- Myrtillocactus cochal: The candelabra cactus can be grown indoors or outdoors, though be cautious of its large size if you choose to keep it inside. Don’t expose this plant to temperatures below 25°F. Always allow it plenty of access to sunshine.
- Echinopsis: Native to South America, Echinopsis is a wide range of cacti. If you’re looking for a cactus the size of a tree or a plant that can fit in the palm of your hand, you’ll find an Echinopsis cactus that suits your needs. Its defining feature is the large, gorgeous white flowers that it grows.
Easiest Cactus Types to Take Care of
Cacti are low-maintenance, but which ones are the simplest to care for? If you’re a person who’s always on the go, or if your living space has limited access to sunlight, these succulents are easy to grow and maintain:
- Cereus: Cereus is a large family that consists of many cacti. There are various choices for each size and color preference, and one of the best for beginners is Cereus hildmannianus. Give the plant full sun and well-draining soil (it does not like to sit in water). Cereus is a special cactus because its flowers bloom at night.
- Opuntia microdasys: The bunny ear cactus requires soil that drains quickly. Its flower will only bloom if it is given “winter” temperatures in addition to “summer” heat. The plant’s bunny ears can soak up sunlight all day long and withstand temperatures as high as 100°F. Provide Opuntia microdasys with 45-55°F of fluorescent light to simulate colder months.

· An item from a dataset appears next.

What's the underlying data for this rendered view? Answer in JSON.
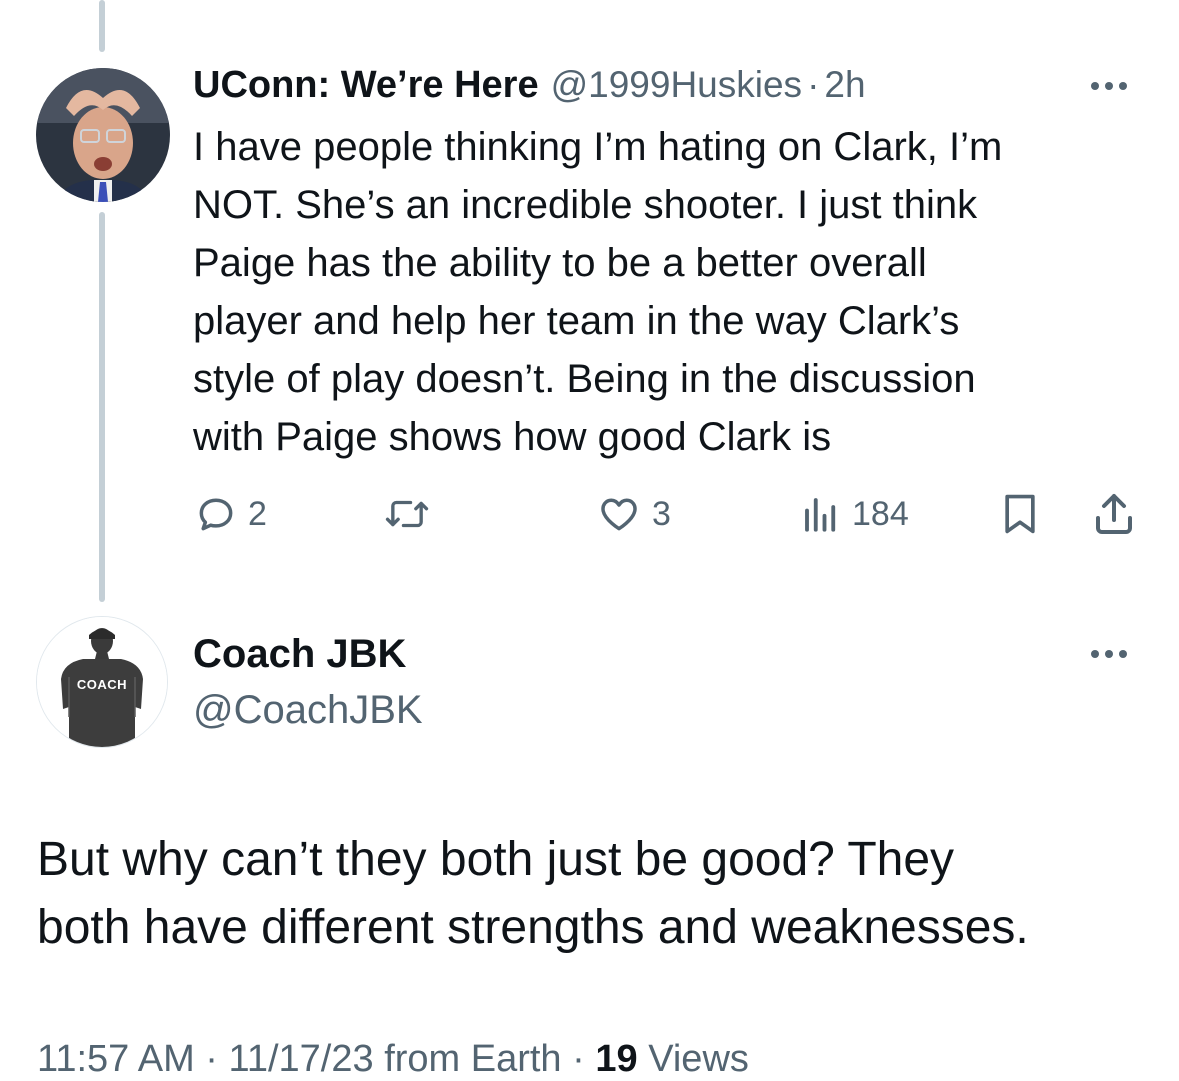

- Ferocactus: Who said beauty couldn’t be dangerous? Featuring long, hooked spines, this succulent is like a “Beware of Dog” sign for plant-lovers. It typically grows to about 6 inches, and, similar to the previous cacti, it needs fast-draining soil. Water the plant when you first pot it to cement it into the dirt. Add more water only if it is dry for long periods.

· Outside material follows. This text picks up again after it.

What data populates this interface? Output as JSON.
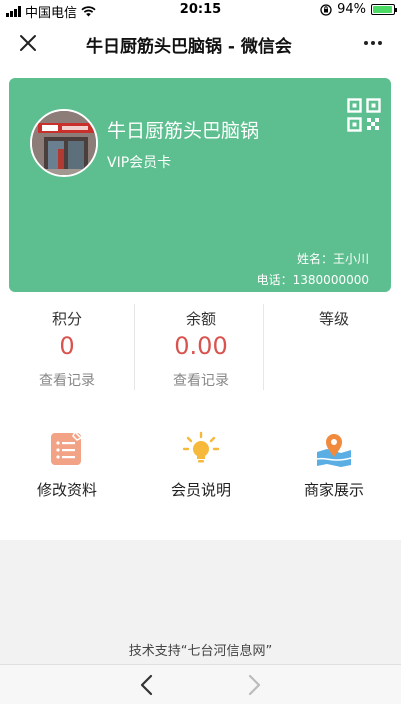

- Mammillaria: This plant is known as the feather cactus because it is covered in what appear to be white, fluffy feathers. They are vast rows of spines, causing the cactus to look as if it were covered in cobwebs. The flowers that blossom can be white or dull pink, depending on the month. Mammillaria does well with normal cactus potting soil. You can fertilize Mammillaria during the growing season for maximum results. For this cactus, the growing season is mid-to-late summer.
Final Thoughts – Types of Cactus
Cacti are succulents, but they do a lot more than store water. They are defensive, adaptable, and capable of producing beautiful flowers. Each type of cactus plant has its own unique traits! From it be the color of its spines or the shape of its body, they’re all one of a kind. Whichever cactus you choose, it’ll stick around for a long time!